[Web page and app entries]
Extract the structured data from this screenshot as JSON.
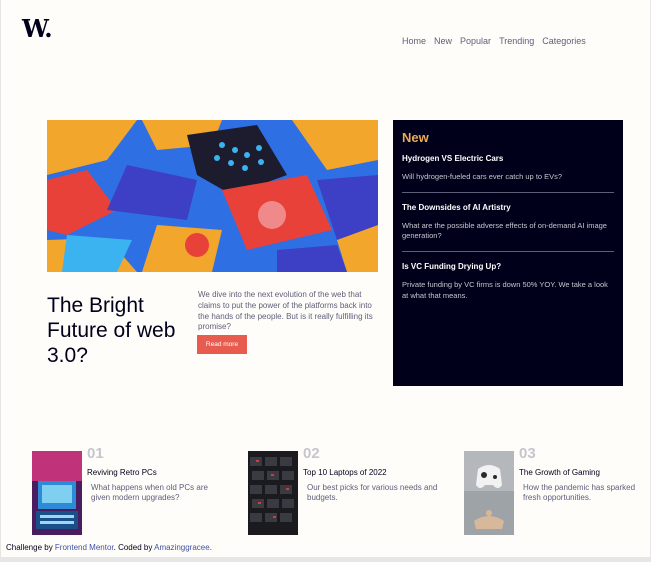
{
  "logo": "W.",
  "nav": [
    "Home",
    "New",
    "Popular",
    "Trending",
    "Categories"
  ],
  "hero": {
    "title": "The Bright Future of web 3.0?",
    "description": "We dive into the next evolution of the web that claims to put the power of the platforms back into the hands of the people. But is it really fulfilling its promise?",
    "button_label": "Read more"
  },
  "new_section": {
    "heading": "New",
    "items": [
      {
        "title": "Hydrogen VS Electric Cars",
        "text": "Will hydrogen-fueled cars ever catch up to EVs?"
      },
      {
        "title": "The Downsides of AI Artistry",
        "text": "What are the possible adverse effects of on-demand AI image generation?"
      },
      {
        "title": "Is VC Funding Drying Up?",
        "text": "Private funding by VC firms is down 50% YOY. We take a look at what that means."
      }
    ]
  },
  "cards": [
    {
      "number": "01",
      "title": "Reviving Retro PCs",
      "text": "What happens when old PCs are given modern upgrades?"
    },
    {
      "number": "02",
      "title": "Top 10 Laptops of 2022",
      "text": "Our best picks for various needs and budgets."
    },
    {
      "number": "03",
      "title": "The Growth of Gaming",
      "text": "How the pandemic has sparked fresh opportunities."
    }
  ],
  "footer": {
    "prefix": "Challenge by ",
    "link1": "Frontend Mentor",
    "middle": ". Coded by ",
    "link2": "Amazinggracee",
    "suffix": "."
  }
}
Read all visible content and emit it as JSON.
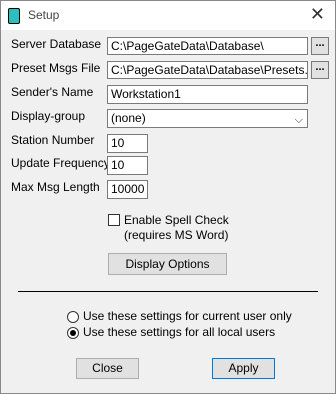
{
  "window": {
    "title": "Setup",
    "close_glyph": "✕"
  },
  "fields": {
    "server_database": {
      "label": "Server Database",
      "value": "C:\\PageGateData\\Database\\",
      "browse": "..."
    },
    "preset_msgs_file": {
      "label": "Preset Msgs File",
      "value": "C:\\PageGateData\\Database\\Presets.txt",
      "browse": "..."
    },
    "senders_name": {
      "label": "Sender's Name",
      "value": "Workstation1"
    },
    "display_group": {
      "label": "Display-group",
      "value": "(none)",
      "arrow": "⌵"
    },
    "station_number": {
      "label": "Station Number",
      "value": "10"
    },
    "update_frequency": {
      "label": "Update Frequency",
      "value": "10"
    },
    "max_msg_length": {
      "label": "Max Msg Length",
      "value": "10000"
    }
  },
  "spell_check": {
    "label": "Enable Spell Check",
    "note": "(requires MS Word)",
    "checked": false
  },
  "buttons": {
    "display_options": "Display Options",
    "close": "Close",
    "apply": "Apply"
  },
  "settings_scope": {
    "current_user": "Use these settings for current user only",
    "all_users": "Use these settings for all local users",
    "selected": "all_users"
  }
}
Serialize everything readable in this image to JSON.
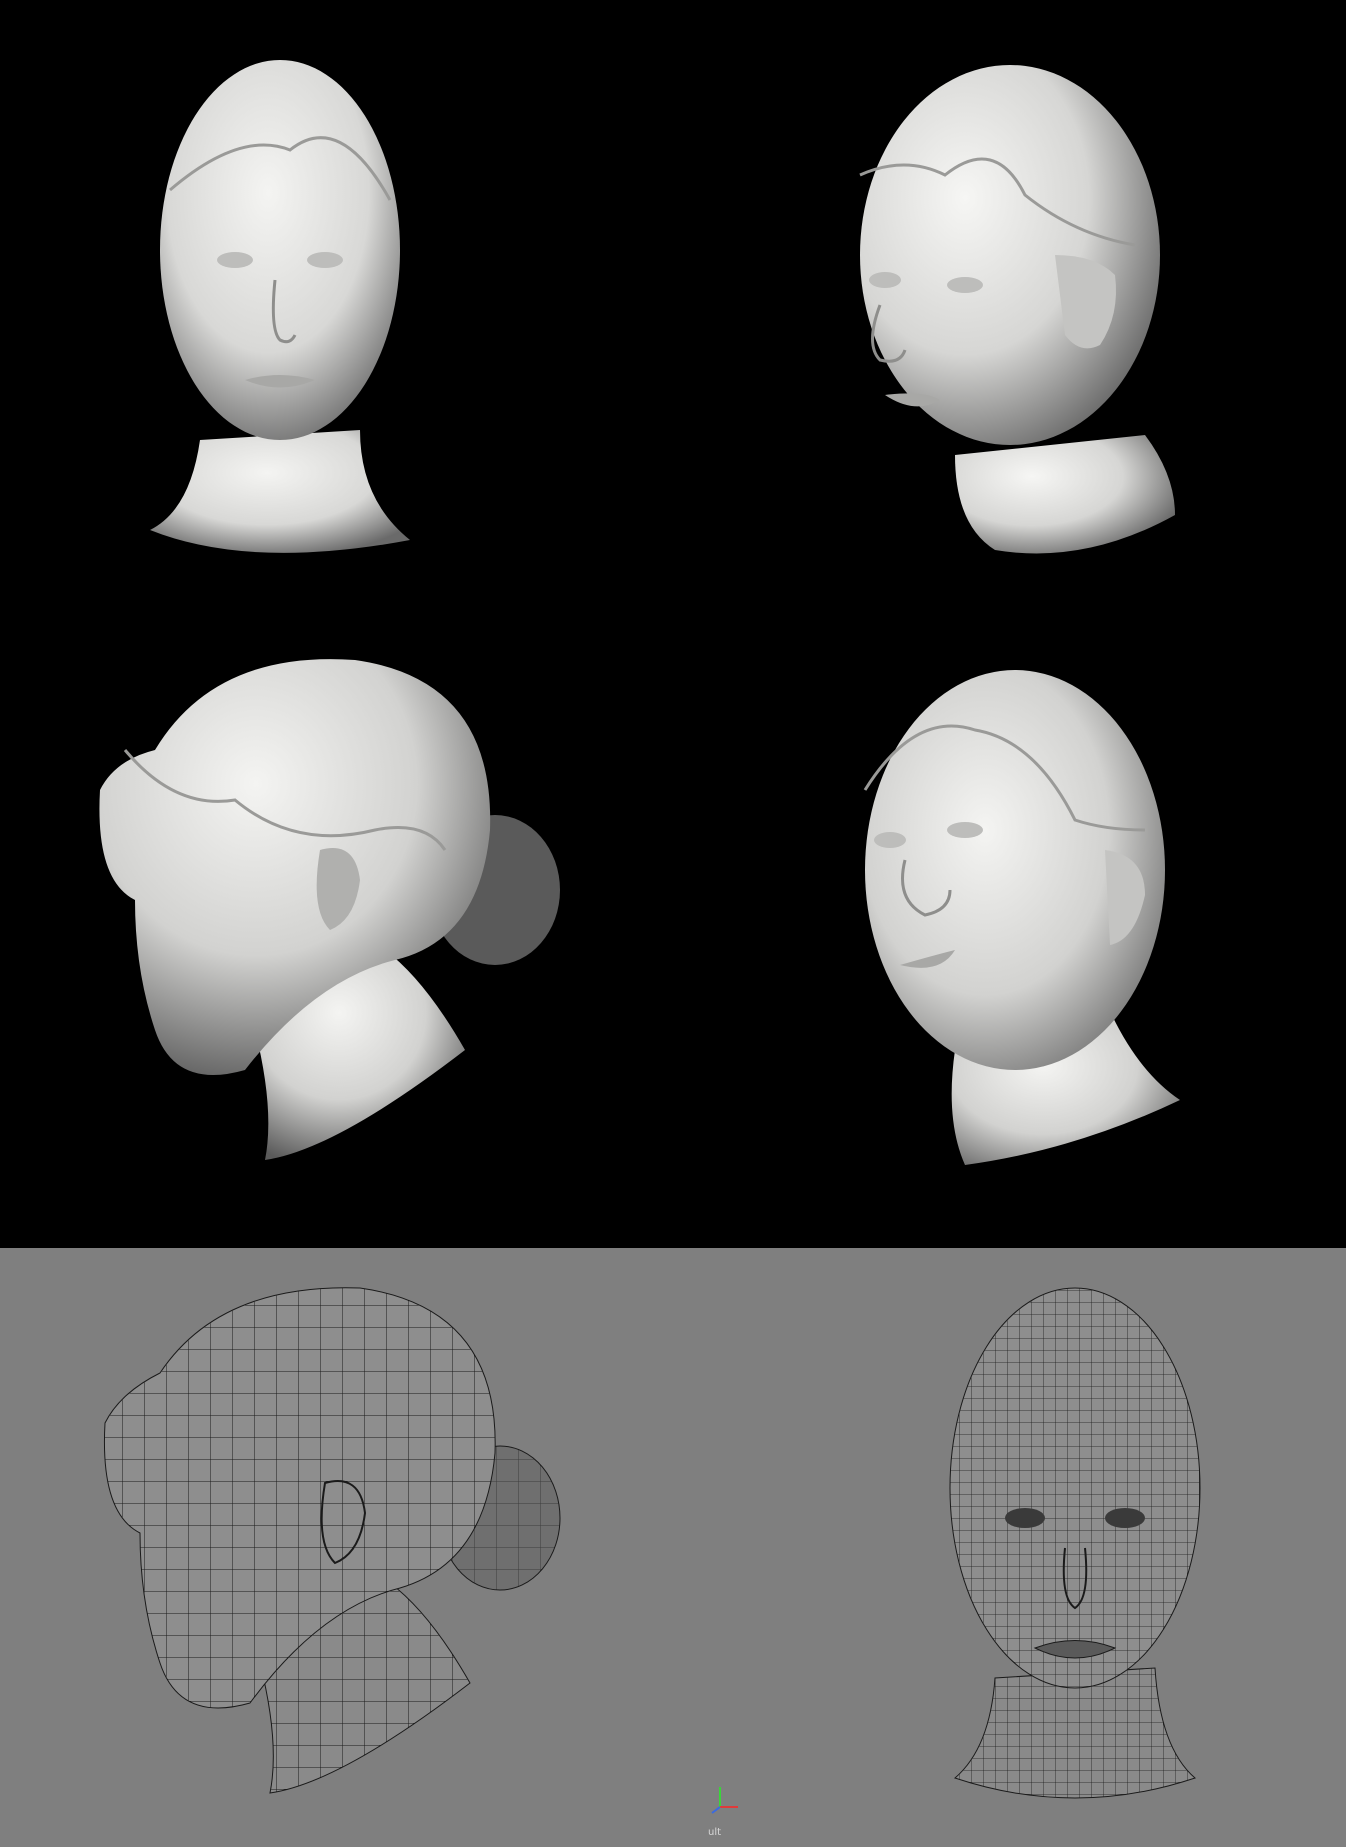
{
  "colors": {
    "render_background": "#000000",
    "viewport_background": "#7f7f7f",
    "shaded_surface": "#e6e6e4",
    "wire_surface": "#8a8a8a",
    "wire_color": "#1a1a1a",
    "axis_x": "#e03a3a",
    "axis_y": "#3ad43a",
    "axis_z": "#3a6ae0"
  },
  "icons": {
    "axis_gizmo": "xyz-axis-icon"
  },
  "viewport": {
    "camera_label": "ult"
  }
}
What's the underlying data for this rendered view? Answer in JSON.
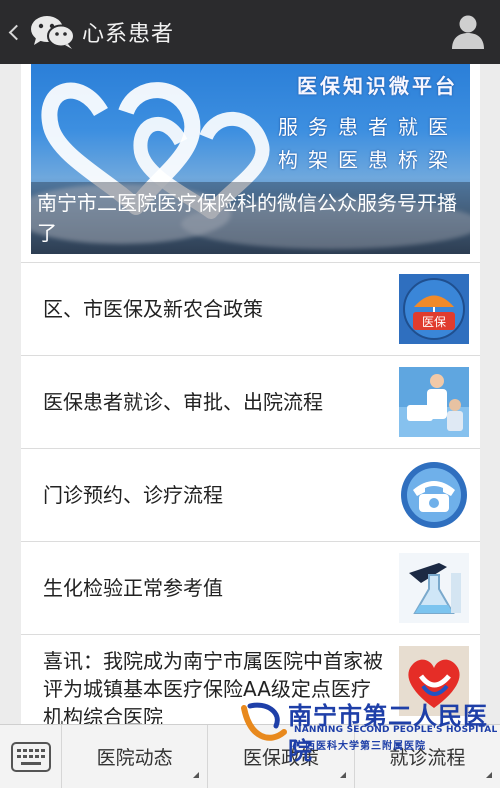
{
  "topbar": {
    "title": "心系患者"
  },
  "banner": {
    "right_line1": "医保知识微平台",
    "right_line2": "服务患者就医",
    "right_line3": "构架医患桥梁",
    "caption": "南宁市二医院医疗保险科的微信公众服务号开播了"
  },
  "list": [
    {
      "label": "区、市医保及新农合政策",
      "thumb": "医保 umbrella logo"
    },
    {
      "label": "医保患者就诊、审批、出院流程",
      "thumb": "doctor and patient photo"
    },
    {
      "label": "门诊预约、诊疗流程",
      "thumb": "telephone icon"
    },
    {
      "label": "生化检验正常参考值",
      "thumb": "lab flask photo"
    },
    {
      "label": "喜讯：我院成为南宁市属医院中首家被评为城镇基本医疗保险AA级定点医疗机构综合医院",
      "thumb": "hospital heart logo"
    }
  ],
  "bottom_menu": {
    "items": [
      "医院动态",
      "医保政策",
      "就诊流程"
    ]
  },
  "watermark": {
    "main": "南宁市第二人民医院",
    "english": "NANNING SECOND PEOPLE'S HOSPITAL",
    "sub": "广西医科大学第三附属医院"
  },
  "colors": {
    "topbar_bg": "#2b2b2d",
    "watermark": "#1e3fa8",
    "bottom_bg": "#f3f3f3"
  }
}
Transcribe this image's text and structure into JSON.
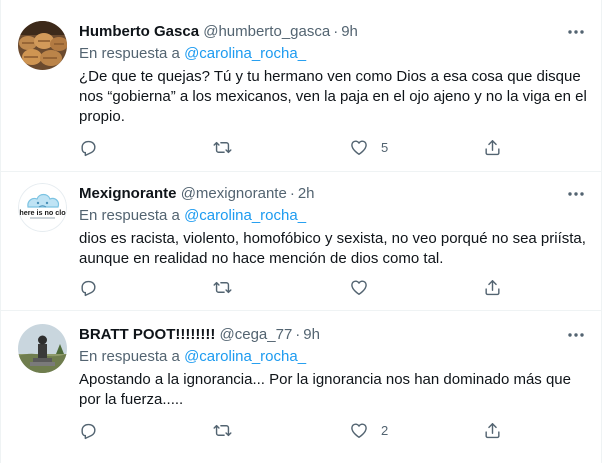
{
  "reply_prefix": "En respuesta a",
  "tweets": [
    {
      "display_name": "Humberto Gasca",
      "handle": "@humberto_gasca",
      "separator": "·",
      "time": "9h",
      "reply_to": "@carolina_rocha_",
      "text_lines": [
        "¿De que te quejas? Tú y tu hermano ven como Dios a esa cosa que disque",
        "nos “gobierna” a los mexicanos, ven la paja en el ojo ajeno y no la viga en el",
        "propio."
      ],
      "reply_count": "",
      "retweet_count": "",
      "like_count": "5"
    },
    {
      "display_name": "Mexignorante",
      "handle": "@mexignorante",
      "separator": "·",
      "time": "2h",
      "reply_to": "@carolina_rocha_",
      "text_lines": [
        "dios es racista, violento, homofóbico y sexista, no veo porqué no sea priísta,",
        "aunque en realidad no hace mención de dios como tal."
      ],
      "reply_count": "",
      "retweet_count": "",
      "like_count": ""
    },
    {
      "display_name": "BRATT POOT!!!!!!!!",
      "handle": "@cega_77",
      "separator": "·",
      "time": "9h",
      "reply_to": "@carolina_rocha_",
      "text_lines": [
        "Apostando a la ignorancia... Por la ignorancia nos han dominado más que",
        "por la fuerza....."
      ],
      "reply_count": "",
      "retweet_count": "",
      "like_count": "2"
    }
  ],
  "avatar_2_logo_text": "here is no clo",
  "colors": {
    "text": "#0f1419",
    "secondary": "#536471",
    "link": "#1d9bf0",
    "divider": "#eff3f4"
  },
  "icons": [
    "reply-icon",
    "retweet-icon",
    "like-icon",
    "share-icon",
    "more-icon"
  ]
}
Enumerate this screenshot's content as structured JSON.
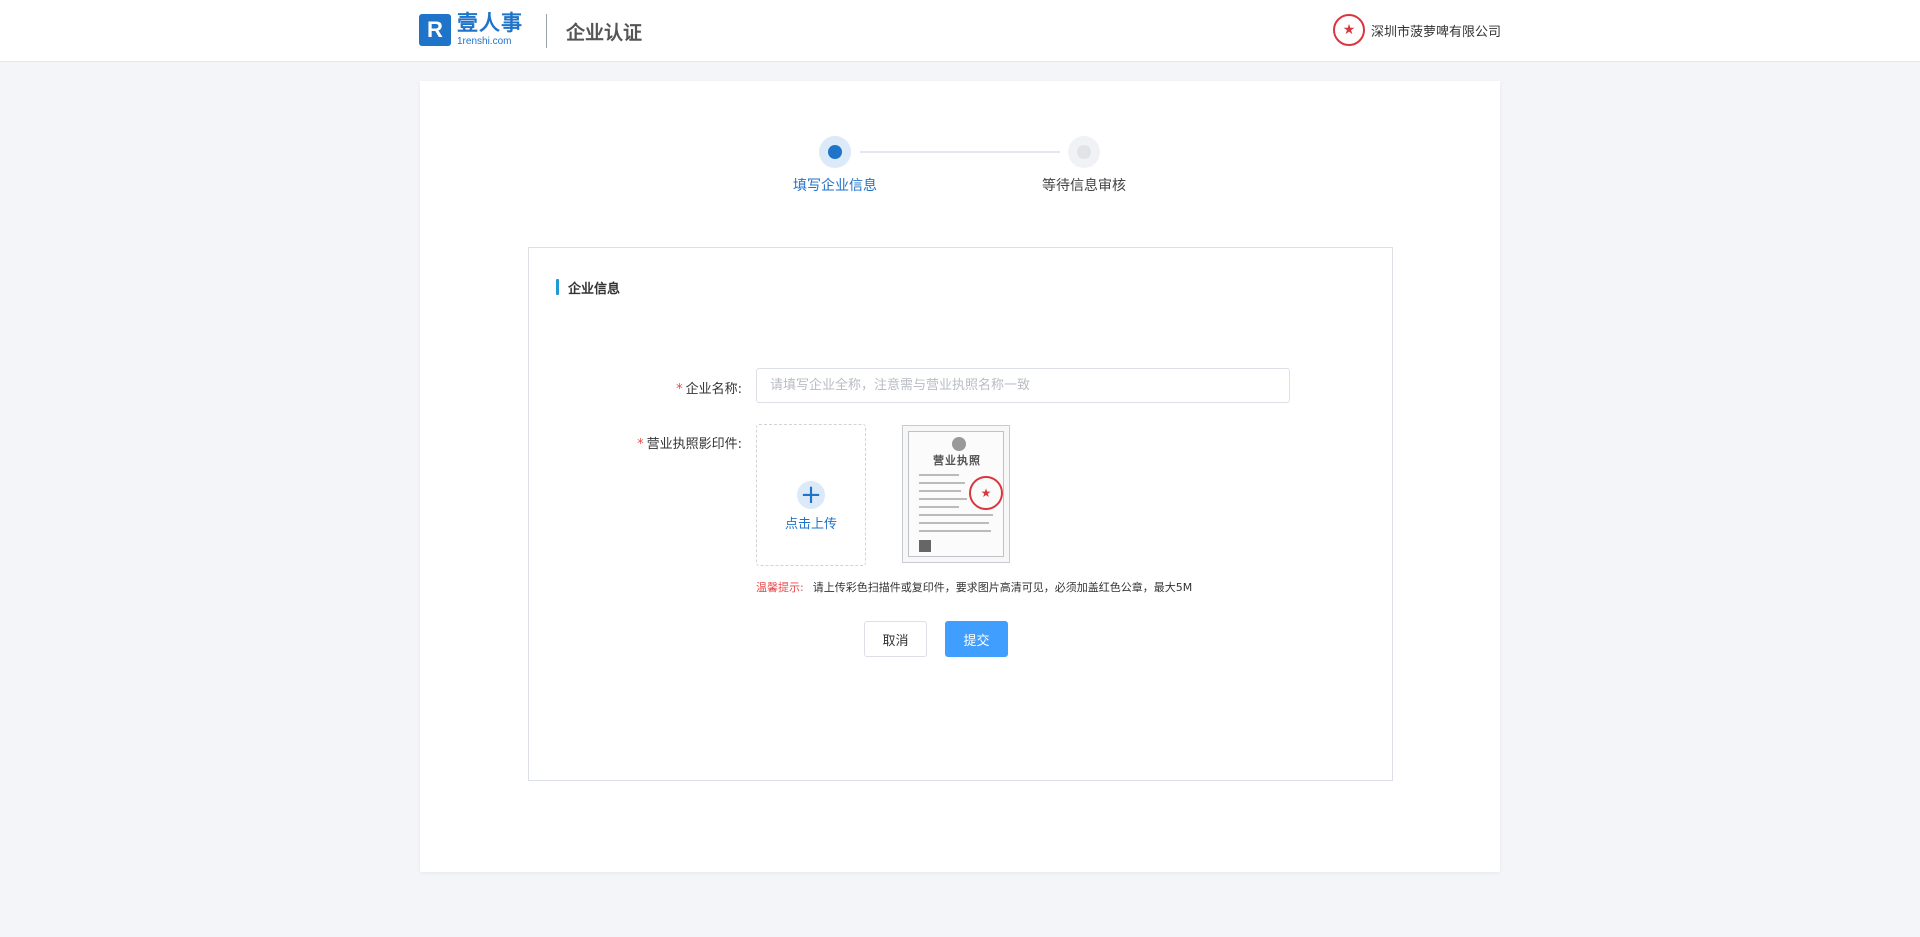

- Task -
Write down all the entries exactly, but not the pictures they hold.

- Written response -
Extract the structured data from this screenshot as JSON.
{
  "logo": "W.",
  "nav": [
    "Home",
    "New",
    "Popular",
    "Trending",
    "Categories"
  ],
  "hero": {
    "title": "The Bright Future of web 3.0?",
    "description": "We dive into the next evolution of the web that claims to put the power of the platforms back into the hands of the people. But is it really fulfilling its promise?",
    "button_label": "Read more"
  },
  "new_section": {
    "heading": "New",
    "items": [
      {
        "title": "Hydrogen VS Electric Cars",
        "text": "Will hydrogen-fueled cars ever catch up to EVs?"
      },
      {
        "title": "The Downsides of AI Artistry",
        "text": "What are the possible adverse effects of on-demand AI image generation?"
      },
      {
        "title": "Is VC Funding Drying Up?",
        "text": "Private funding by VC firms is down 50% YOY. We take a look at what that means."
      }
    ]
  },
  "cards": [
    {
      "number": "01",
      "title": "Reviving Retro PCs",
      "text": "What happens when old PCs are given modern upgrades?"
    },
    {
      "number": "02",
      "title": "Top 10 Laptops of 2022",
      "text": "Our best picks for various needs and budgets."
    },
    {
      "number": "03",
      "title": "The Growth of Gaming",
      "text": "How the pandemic has sparked fresh opportunities."
    }
  ],
  "footer": {
    "prefix": "Challenge by ",
    "link1": "Frontend Mentor",
    "middle": ". Coded by ",
    "link2": "Amazinggracee",
    "suffix": "."
  }
}
Read all visible content and emit it as JSON.
{
  "window": {
    "title": "Setup",
    "close_glyph": "✕"
  },
  "fields": {
    "server_database": {
      "label": "Server Database",
      "value": "C:\\PageGateData\\Database\\",
      "browse": "..."
    },
    "preset_msgs_file": {
      "label": "Preset Msgs File",
      "value": "C:\\PageGateData\\Database\\Presets.txt",
      "browse": "..."
    },
    "senders_name": {
      "label": "Sender's Name",
      "value": "Workstation1"
    },
    "display_group": {
      "label": "Display-group",
      "value": "(none)",
      "arrow": "⌵"
    },
    "station_number": {
      "label": "Station Number",
      "value": "10"
    },
    "update_frequency": {
      "label": "Update Frequency",
      "value": "10"
    },
    "max_msg_length": {
      "label": "Max Msg Length",
      "value": "10000"
    }
  },
  "spell_check": {
    "label": "Enable Spell Check",
    "note": "(requires MS Word)",
    "checked": false
  },
  "buttons": {
    "display_options": "Display Options",
    "close": "Close",
    "apply": "Apply"
  },
  "settings_scope": {
    "current_user": "Use these settings for current user only",
    "all_users": "Use these settings for all local users",
    "selected": "all_users"
  }
}
Serialize everything readable in this image to JSON.
{
  "colors": {
    "render_background": "#000000",
    "viewport_background": "#7f7f7f",
    "shaded_surface": "#e6e6e4",
    "wire_surface": "#8a8a8a",
    "wire_color": "#1a1a1a",
    "axis_x": "#e03a3a",
    "axis_y": "#3ad43a",
    "axis_z": "#3a6ae0"
  },
  "icons": {
    "axis_gizmo": "xyz-axis-icon"
  },
  "viewport": {
    "camera_label": "ult"
  }
}
What's the underlying data for this rendered view? Answer in JSON.
{
  "topbar": {
    "title": "心系患者"
  },
  "banner": {
    "right_line1": "医保知识微平台",
    "right_line2": "服务患者就医",
    "right_line3": "构架医患桥梁",
    "caption": "南宁市二医院医疗保险科的微信公众服务号开播了"
  },
  "list": [
    {
      "label": "区、市医保及新农合政策",
      "thumb": "医保 umbrella logo"
    },
    {
      "label": "医保患者就诊、审批、出院流程",
      "thumb": "doctor and patient photo"
    },
    {
      "label": "门诊预约、诊疗流程",
      "thumb": "telephone icon"
    },
    {
      "label": "生化检验正常参考值",
      "thumb": "lab flask photo"
    },
    {
      "label": "喜讯：我院成为南宁市属医院中首家被评为城镇基本医疗保险AA级定点医疗机构综合医院",
      "thumb": "hospital heart logo"
    }
  ],
  "bottom_menu": {
    "items": [
      "医院动态",
      "医保政策",
      "就诊流程"
    ]
  },
  "watermark": {
    "main": "南宁市第二人民医院",
    "english": "NANNING SECOND PEOPLE'S HOSPITAL",
    "sub": "广西医科大学第三附属医院"
  },
  "colors": {
    "topbar_bg": "#2b2b2d",
    "watermark": "#1e3fa8",
    "bottom_bg": "#f3f3f3"
  }
}
Transcribe this image's text and structure into JSON.
{
  "reply_prefix": "En respuesta a",
  "tweets": [
    {
      "display_name": "Humberto Gasca",
      "handle": "@humberto_gasca",
      "separator": "·",
      "time": "9h",
      "reply_to": "@carolina_rocha_",
      "text_lines": [
        "¿De que te quejas? Tú y tu hermano ven como Dios a esa cosa que disque",
        "nos “gobierna” a los mexicanos, ven la paja en el ojo ajeno y no la viga en el",
        "propio."
      ],
      "reply_count": "",
      "retweet_count": "",
      "like_count": "5"
    },
    {
      "display_name": "Mexignorante",
      "handle": "@mexignorante",
      "separator": "·",
      "time": "2h",
      "reply_to": "@carolina_rocha_",
      "text_lines": [
        "dios es racista, violento, homofóbico y sexista, no veo porqué no sea priísta,",
        "aunque en realidad no hace mención de dios como tal."
      ],
      "reply_count": "",
      "retweet_count": "",
      "like_count": ""
    },
    {
      "display_name": "BRATT POOT!!!!!!!!",
      "handle": "@cega_77",
      "separator": "·",
      "time": "9h",
      "reply_to": "@carolina_rocha_",
      "text_lines": [
        "Apostando a la ignorancia... Por la ignorancia nos han dominado más que",
        "por la fuerza....."
      ],
      "reply_count": "",
      "retweet_count": "",
      "like_count": "2"
    }
  ],
  "avatar_2_logo_text": "here is no clo",
  "colors": {
    "text": "#0f1419",
    "secondary": "#536471",
    "link": "#1d9bf0",
    "divider": "#eff3f4"
  },
  "icons": [
    "reply-icon",
    "retweet-icon",
    "like-icon",
    "share-icon",
    "more-icon"
  ]
}
Enumerate this screenshot's content as structured JSON.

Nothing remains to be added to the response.